Life Insurers Look Long Term for Cloud Strategy
This week I attended the 2016 Life Insurance Conference, jointly hosted by LIMRA, LOMA, SOA and ACLI. The focus of the conference was “Looking Long Term”, with sessions ranging from e-delivery for distribution, predictive analytics and other operational-focused areas to transformation, innovation and future capabilities, including a session I presented on “The Forecast is Clear: More Cloud in The Future”.
The opening keynote speakers were Jim Morris, CEO Pacific Life, and Josh Linkner, a best-selling author on innovation. Both presented thoughts on how the life and annuities business is looking to the future.
In Morris’ keynote he discussed how Pacific LIfe has taken a look at their future customers and developed principals for success, including speed/focus, relationships, flexibility and alignment. For example, they have initiatives now for simplifying processes and their products. I noted that absent from the strategy is “use cool new technology” – their focus is on better customer experience.
Linkner gave five steps to what he called “everyday innovation”. Actually he called the five steps “five obsessions of innovators”, which included “Get Curious” and “Get Scrappy”. One of his key points was that to be innovative, an organization needs to encourage creativity, which often leads to disruptive ideas.

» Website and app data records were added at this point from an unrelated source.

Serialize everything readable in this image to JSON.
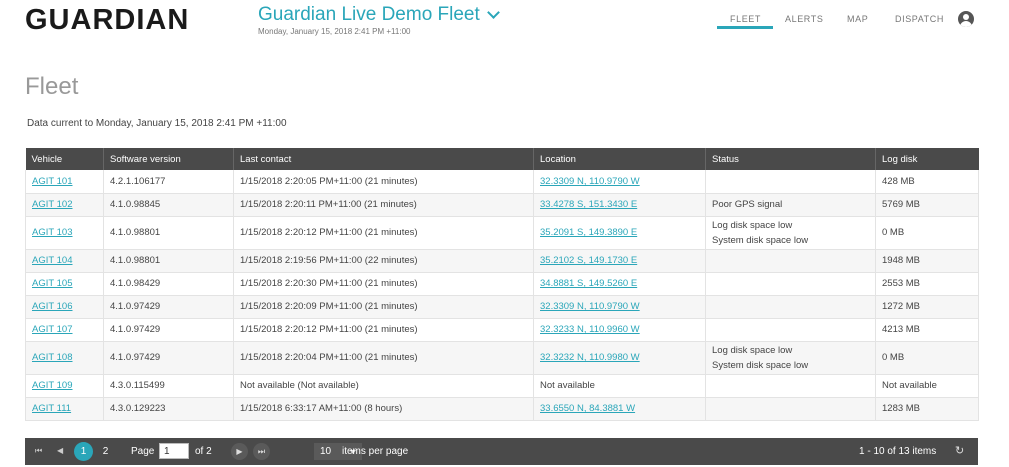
{
  "header": {
    "logo_text": "GUARDIAN",
    "fleet_title": "Guardian Live Demo Fleet",
    "fleet_subtitle": "Monday, January 15, 2018 2:41 PM +11:00",
    "nav": [
      {
        "label": "FLEET",
        "active": true
      },
      {
        "label": "ALERTS",
        "active": false
      },
      {
        "label": "MAP",
        "active": false
      },
      {
        "label": "DISPATCH",
        "active": false
      }
    ],
    "accent_color": "#2aa6b9"
  },
  "page": {
    "title": "Fleet",
    "data_current": "Data current to Monday, January 15, 2018 2:41 PM +11:00"
  },
  "table": {
    "columns": [
      "Vehicle",
      "Software version",
      "Last contact",
      "Location",
      "Status",
      "Log disk"
    ],
    "rows": [
      {
        "vehicle": "AGIT 101",
        "software": "4.2.1.106177",
        "last_contact": "1/15/2018 2:20:05 PM+11:00 (21 minutes)",
        "location": "32.3309 N, 110.9790 W",
        "status": [],
        "log_disk": "428 MB"
      },
      {
        "vehicle": "AGIT 102",
        "software": "4.1.0.98845",
        "last_contact": "1/15/2018 2:20:11 PM+11:00 (21 minutes)",
        "location": "33.4278 S, 151.3430 E",
        "status": [
          "Poor GPS signal"
        ],
        "log_disk": "5769 MB"
      },
      {
        "vehicle": "AGIT 103",
        "software": "4.1.0.98801",
        "last_contact": "1/15/2018 2:20:12 PM+11:00 (21 minutes)",
        "location": "35.2091 S, 149.3890 E",
        "status": [
          "Log disk space low",
          "System disk space low"
        ],
        "log_disk": "0 MB"
      },
      {
        "vehicle": "AGIT 104",
        "software": "4.1.0.98801",
        "last_contact": "1/15/2018 2:19:56 PM+11:00 (22 minutes)",
        "location": "35.2102 S, 149.1730 E",
        "status": [],
        "log_disk": "1948 MB"
      },
      {
        "vehicle": "AGIT 105",
        "software": "4.1.0.98429",
        "last_contact": "1/15/2018 2:20:30 PM+11:00 (21 minutes)",
        "location": "34.8881 S, 149.5260 E",
        "status": [],
        "log_disk": "2553 MB"
      },
      {
        "vehicle": "AGIT 106",
        "software": "4.1.0.97429",
        "last_contact": "1/15/2018 2:20:09 PM+11:00 (21 minutes)",
        "location": "32.3309 N, 110.9790 W",
        "status": [],
        "log_disk": "1272 MB"
      },
      {
        "vehicle": "AGIT 107",
        "software": "4.1.0.97429",
        "last_contact": "1/15/2018 2:20:12 PM+11:00 (21 minutes)",
        "location": "32.3233 N, 110.9960 W",
        "status": [],
        "log_disk": "4213 MB"
      },
      {
        "vehicle": "AGIT 108",
        "software": "4.1.0.97429",
        "last_contact": "1/15/2018 2:20:04 PM+11:00 (21 minutes)",
        "location": "32.3232 N, 110.9980 W",
        "status": [
          "Log disk space low",
          "System disk space low"
        ],
        "log_disk": "0 MB"
      },
      {
        "vehicle": "AGIT 109",
        "software": "4.3.0.115499",
        "last_contact": "Not available (Not available)",
        "location": "Not available",
        "status": [],
        "log_disk": "Not available",
        "location_link": false
      },
      {
        "vehicle": "AGIT 111",
        "software": "4.3.0.129223",
        "last_contact": "1/15/2018 6:33:17 AM+11:00 (8 hours)",
        "location": "33.6550 N, 84.3881 W",
        "status": [],
        "log_disk": "1283 MB"
      }
    ]
  },
  "pager": {
    "first_icon": "first-page-icon",
    "prev_icon": "prev-page-icon",
    "pages": [
      "1",
      "2"
    ],
    "current_page": "1",
    "page_label": "Page",
    "page_input_value": "1",
    "of_label": "of 2",
    "next_icon": "next-page-icon",
    "last_icon": "last-page-icon",
    "per_page_value": "10",
    "per_page_label": "items per page",
    "summary": "1 - 10 of 13 items",
    "refresh_icon": "refresh-icon"
  }
}
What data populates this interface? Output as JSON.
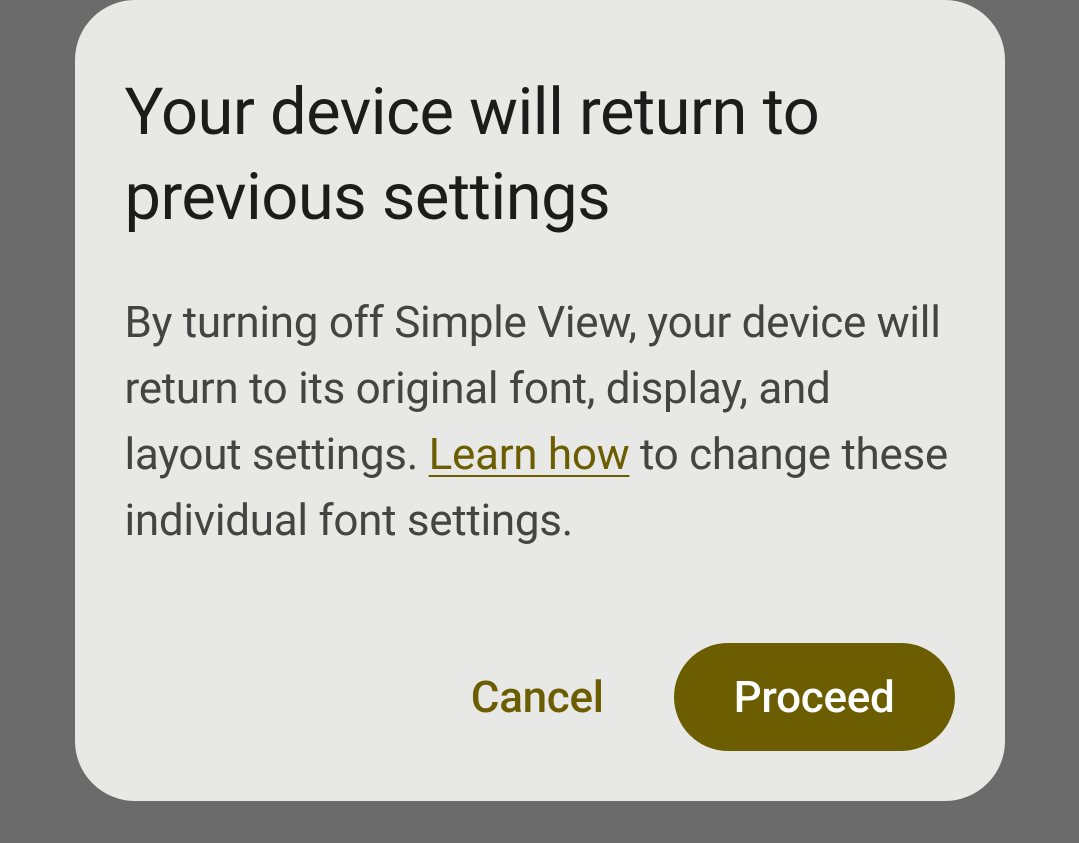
{
  "dialog": {
    "title": "Your device will return to previous settings",
    "body_part1": "By turning off Simple View, your device will return to its original font, display, and layout settings. ",
    "link_text": "Learn how",
    "body_part2": " to change these individual font settings.",
    "cancel_label": "Cancel",
    "proceed_label": "Proceed"
  }
}
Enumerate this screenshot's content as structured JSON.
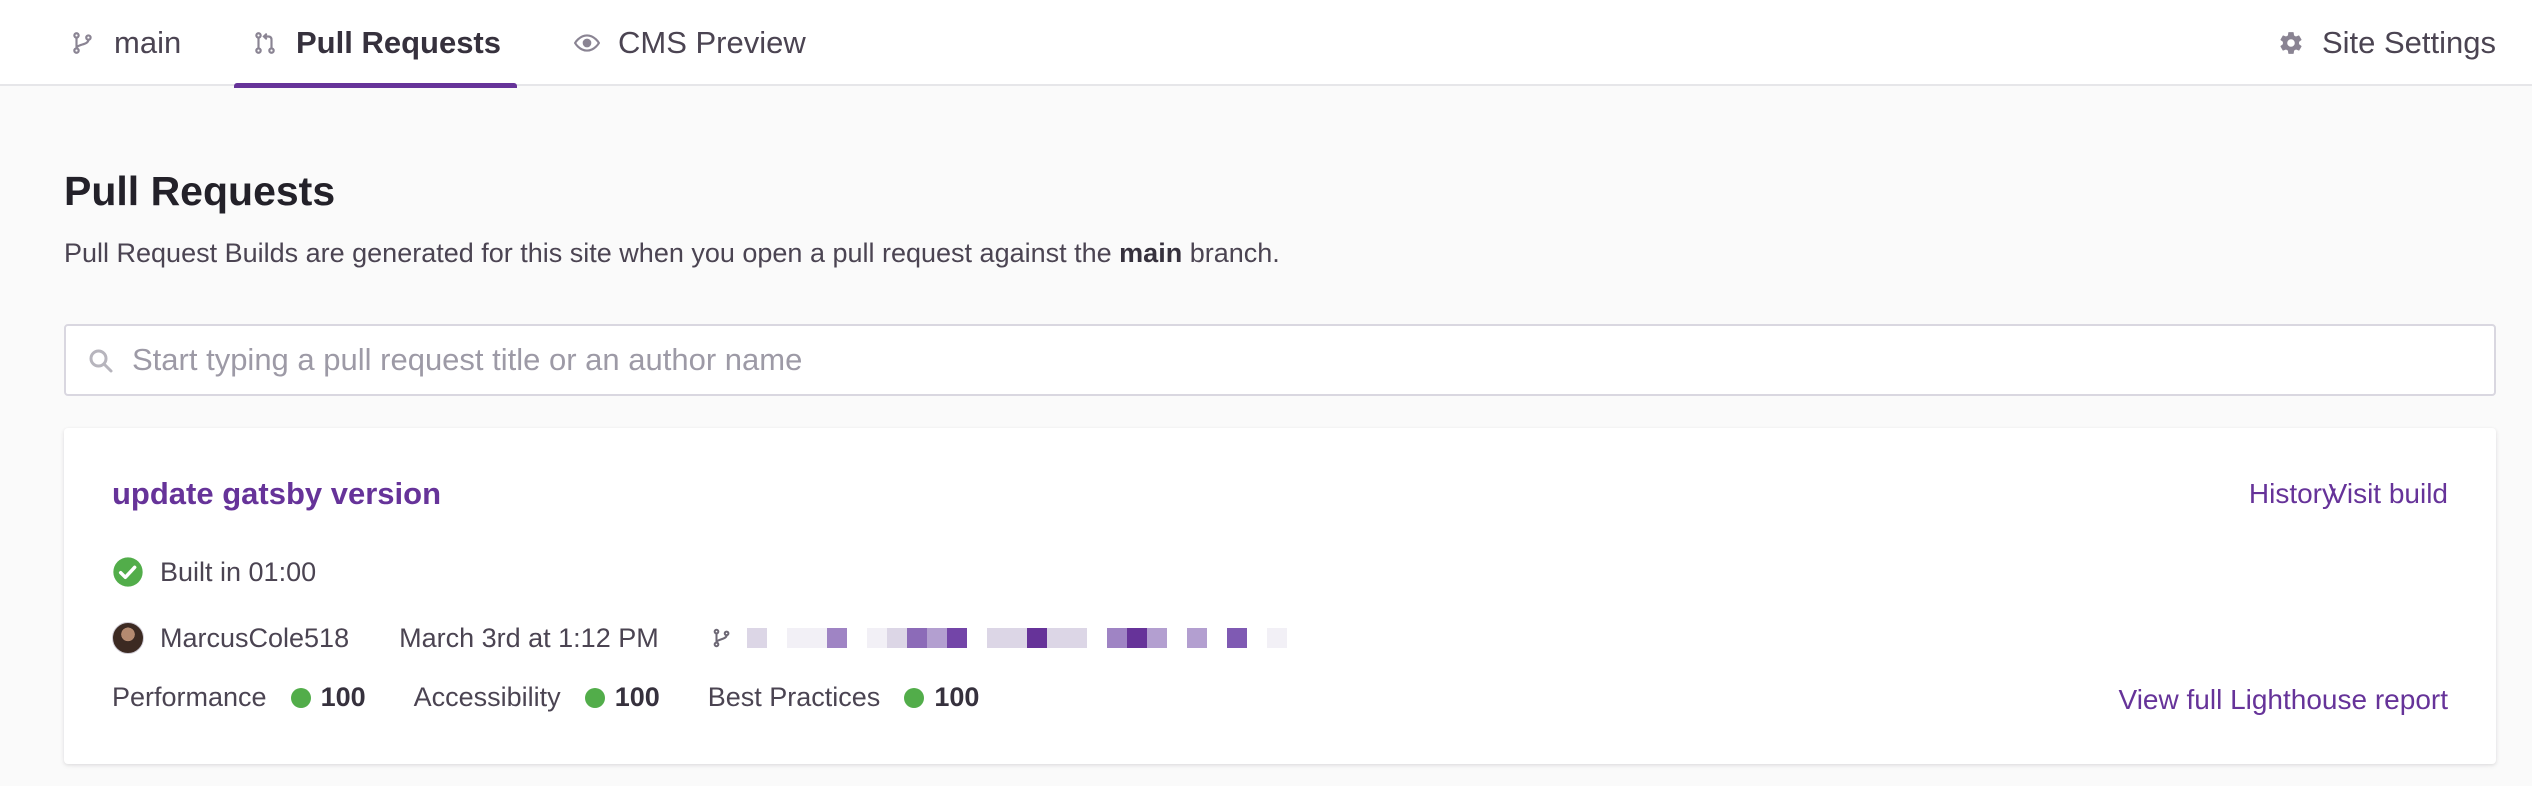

My session on cloud computing was well attended – life insurers and vendors alike are interested in the adoption of cloud-based delivery in the industry. After describing where SaaS, IaaS and PaaS solutions fit into the array of options for external delivery of IT services, I presented information from Novarica’s recent survey of digital, mobile and cloud capabilities and their use at insurance carriers. Adoption of SaaS for core systems is just starting at Life carriers, but as our survey showed, many large and some midsize carriers are using SaaS-based non-core solutions. These carriers noted that speed of delivery and the ability to provide unique capabilities were the key drivers for implementing in the cloud, and focused on security, performance and pricing when considering specific vendors. Insurers are generally finding value in cloud deployment, but still face challenges with lack of predictability in pricing and with upgrades. Most notably, few are considering any formal ROI or metrics for these efforts, which is an issue for most IT transformation projects across the industry.
Overall our survey found that cloud and SaaS solution adoption is growing at life insurers, with most large insurers and a growing number of midsize insurers planning to grow, enhance or maintain current capabilities. The forecast is clear – there will be more cloud in the future for life insurers.
If you are interested in getting a copy of my slides and in discussing them further, please contact me at firstname.lastname@example.org.